Since only the text is wanted, print every entry below exactly and omit the images.
Start of MATERIAL PROVIDED
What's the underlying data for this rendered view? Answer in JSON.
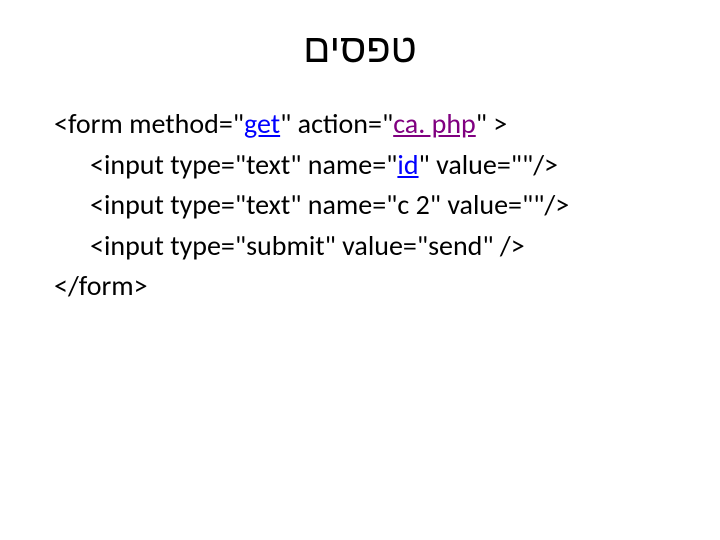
{
  "title": "טפסים",
  "lines": {
    "l0_a": "<form method=\"",
    "l0_b": "get",
    "l0_c": "\" action=\"",
    "l0_d": "ca. php",
    "l0_e": "\" >",
    "l1_a": "<input type=\"text\" name=\"",
    "l1_b": "id",
    "l1_c": "\" value=\"\"/>",
    "l2": "<input type=\"text\" name=\"c 2\" value=\"\"/>",
    "l3": "<input type=\"submit\" value=\"send\" />",
    "l4": "</form>"
  }
}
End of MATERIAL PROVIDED
### ANSWER
What's the underlying data for this rendered view? Answer in JSON.
{
  "title": "טפסים",
  "lines": {
    "l0_a": "<form method=\"",
    "l0_b": "get",
    "l0_c": "\" action=\"",
    "l0_d": "ca. php",
    "l0_e": "\" >",
    "l1_a": "<input type=\"text\" name=\"",
    "l1_b": "id",
    "l1_c": "\" value=\"\"/>",
    "l2": "<input type=\"text\" name=\"c 2\" value=\"\"/>",
    "l3": "<input type=\"submit\" value=\"send\" />",
    "l4": "</form>"
  }
}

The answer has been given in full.